By Jim Miller, League of Minnesota Cities
State Auditor Pat Anderson's recent commentary piece "Minnesota Needs to Restore Fairness to Eminent Domain Power" (Aug. 10, The Pilot-Independent) presents an alarming, but distorted interpretation of the U.S. Supreme Court's recent Kelo vs. New London ruling. It is also inaccurate in two very important respects.
Anderson and others assert that the world changed with that ruling; that local governments now have expansive ability to take private property for almost any purpose, with little regard to the owner's rights. In reality, the Court merely reaffirmed long-standing authority to take private property for public purpose, in some instances, by ruling that economic development qualifies as a "public use" under the takings clause of the Constitution. In fact, the ruling is consistent with a number of U.S. Supreme Court and Minnesota Supreme Court decisions rendered over the past several decades. Furthermore, the Court recognized that cities must always have a well-conceived development plan as a basis for exercising eminent domain. In other words, cities cannot decide on a whim to condemn someone's property.
The auditor also claims that local governments determine the compensation property owners receive when their property is taken through the eminent domain process.

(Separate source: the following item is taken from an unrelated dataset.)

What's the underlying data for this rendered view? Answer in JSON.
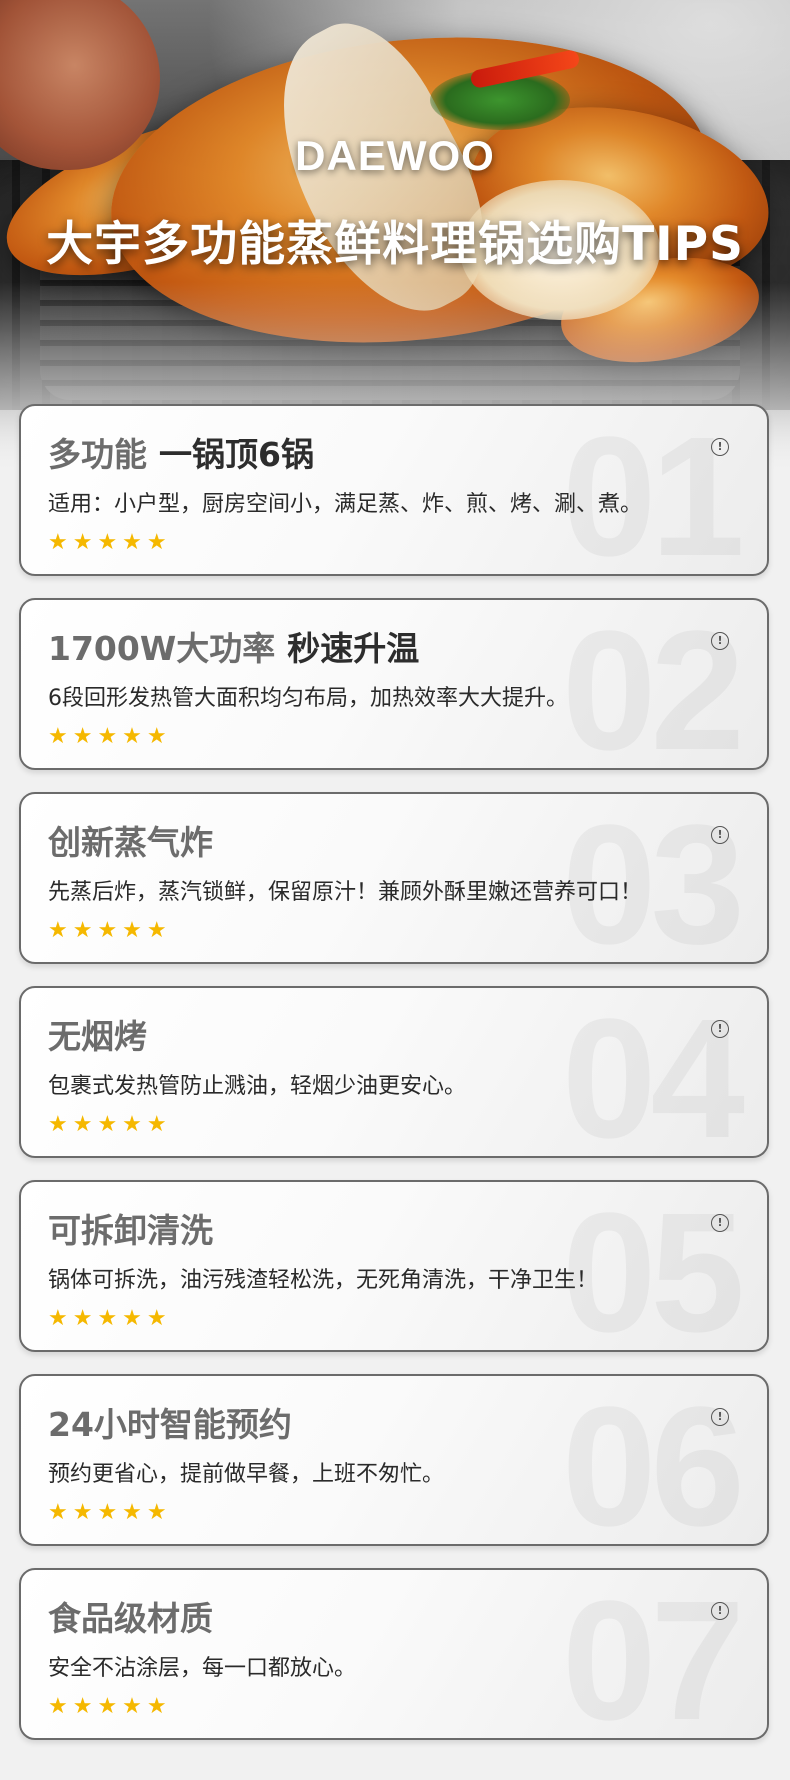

This implies that property owners can be unfairly compensated for their loss. The exercise of eminent domain demands a highly transparent and judicious process involving open meetings, opportunities for public input and — if necessary — an appeals option. When eminent domain is exercised, just-compensation is rewarded to property owners. What constitutes just-compensation is determined by impartial commissioners or by a jury; not by the city, as Anderson implies.

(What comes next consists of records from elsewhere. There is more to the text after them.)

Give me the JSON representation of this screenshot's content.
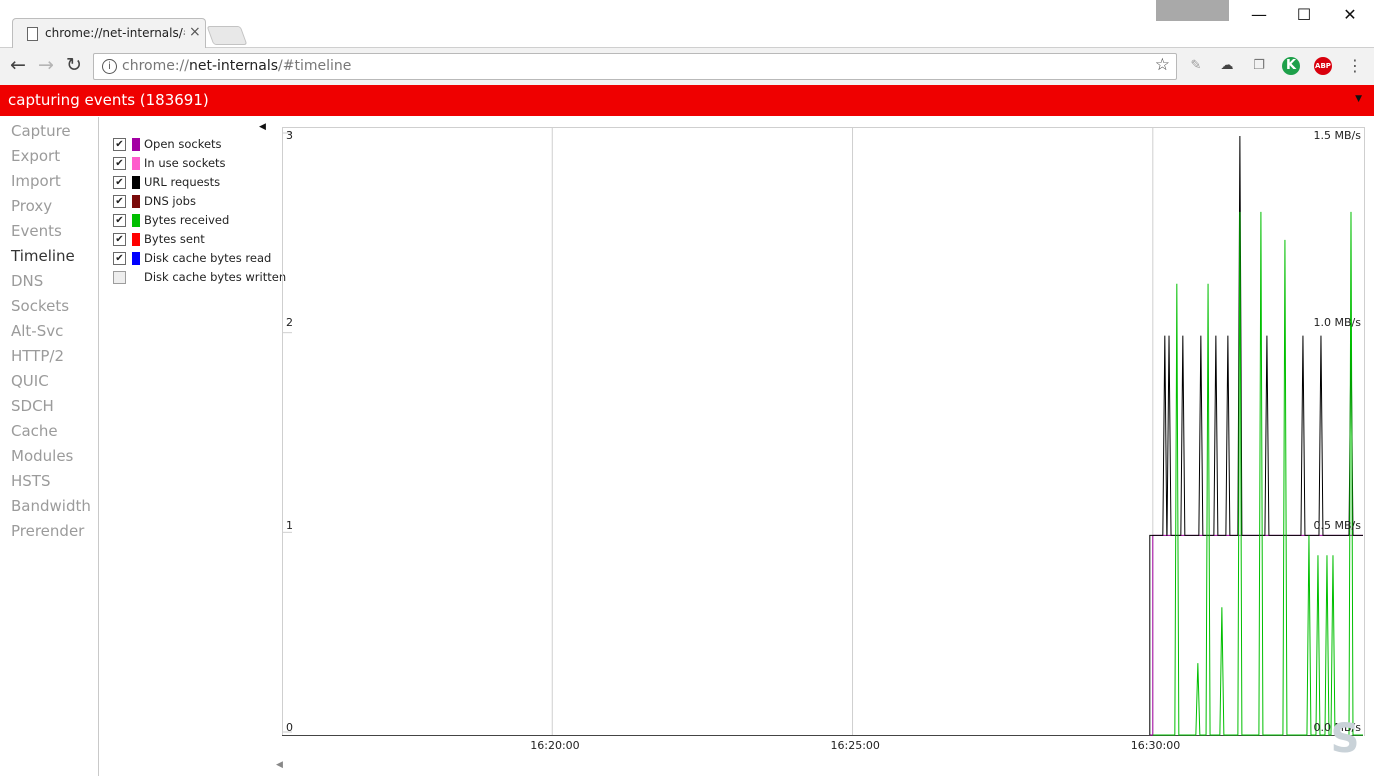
{
  "tab": {
    "title": "chrome://net-internals/#",
    "close": "×"
  },
  "window_controls": {
    "minimize": "—",
    "maximize": "☐",
    "close": "✕"
  },
  "address": {
    "scheme": "chrome://",
    "host": "net-internals",
    "path": "/#timeline"
  },
  "banner": {
    "text": "capturing events (183691)",
    "arrow": "▼"
  },
  "sidebar": {
    "items": [
      "Capture",
      "Export",
      "Import",
      "Proxy",
      "Events",
      "Timeline",
      "DNS",
      "Sockets",
      "Alt-Svc",
      "HTTP/2",
      "QUIC",
      "SDCH",
      "Cache",
      "Modules",
      "HSTS",
      "Bandwidth",
      "Prerender"
    ],
    "active": "Timeline"
  },
  "legend": [
    {
      "label": "Open sockets",
      "color": "#a300a3",
      "checked": true
    },
    {
      "label": "In use sockets",
      "color": "#ff5ccc",
      "checked": true
    },
    {
      "label": "URL requests",
      "color": "#000000",
      "checked": true
    },
    {
      "label": "DNS jobs",
      "color": "#7a0a0a",
      "checked": true
    },
    {
      "label": "Bytes received",
      "color": "#00bf00",
      "checked": true
    },
    {
      "label": "Bytes sent",
      "color": "#ff0000",
      "checked": true
    },
    {
      "label": "Disk cache bytes read",
      "color": "#0000ff",
      "checked": true
    },
    {
      "label": "Disk cache bytes written",
      "color": "",
      "checked": false
    }
  ],
  "chart_data": {
    "type": "line",
    "left_axis": {
      "ticks": [
        "0",
        "1",
        "2",
        "3"
      ],
      "ylim": [
        0,
        3
      ]
    },
    "right_axis": {
      "ticks": [
        "0.0 MB/s",
        "0.5 MB/s",
        "1.0 MB/s",
        "1.5 MB/s"
      ],
      "ylim": [
        0,
        1.5
      ]
    },
    "x_ticks": [
      "16:20:00",
      "16:25:00",
      "16:30:00"
    ],
    "xlim_minutes": [
      15.5,
      33.5
    ],
    "x_tick_minutes": [
      20,
      25,
      30
    ],
    "series": [
      {
        "name": "Open sockets",
        "color": "#a300a3",
        "axis": "left",
        "step": true,
        "points": [
          [
            29.95,
            0
          ],
          [
            30.0,
            1
          ],
          [
            33.5,
            1
          ]
        ]
      },
      {
        "name": "URL requests",
        "color": "#000000",
        "axis": "left",
        "spikes": true,
        "baseline": 1,
        "x": [
          30.2,
          30.27,
          30.5,
          30.8,
          31.05,
          31.25,
          31.45,
          31.9,
          32.5,
          32.8,
          33.3
        ],
        "y": [
          2,
          2,
          2,
          2,
          2,
          2,
          3,
          2,
          2,
          2,
          2
        ]
      },
      {
        "name": "Bytes received",
        "color": "#00bf00",
        "axis": "right",
        "spikes": true,
        "baseline": 0,
        "x": [
          30.4,
          30.75,
          30.92,
          31.15,
          31.45,
          31.8,
          32.2,
          32.6,
          32.75,
          32.9,
          33.0,
          33.3
        ],
        "y": [
          1.13,
          0.18,
          1.13,
          0.32,
          1.31,
          1.31,
          1.24,
          0.5,
          0.45,
          0.45,
          0.45,
          1.31
        ]
      }
    ]
  }
}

Historically in our state, eminent domain has been used sparingly as an important economic development and job creation tool that allows cities to respond to community needs, and not as a preferred recourse for "revenue-hungry governments."
In Minnesota, city governments are run by hard-working officials elected by — and accountable to — residents of their local communities. The vast majority of these officials are part-time or full-time businessmen and women, retirees, homemakers, educators and professionals from all walks of life. They are our friends, neighbors and colleagues. They are also homeowners who share with all Americans the value of homeownership.
Rather than aiming to infringe on individual property rights, they work together with constituents to enhance the quality of life in local neighborhoods and communities.
The League of Minnesota Cities believes that this important tool of community development must be preserved. We also recognize that this issue strikes an important chord and deserves more public debate. That debate, however, should be based on the facts, not hyperbole. Over the course of the next legislative session, the League will continue to work with state lawmakers to advance legislation improving the acquisition and eminent domain process in a way that satisfies the needs of local communities and of individual property owners.
League of Minnesota Cities: www.lmnc.org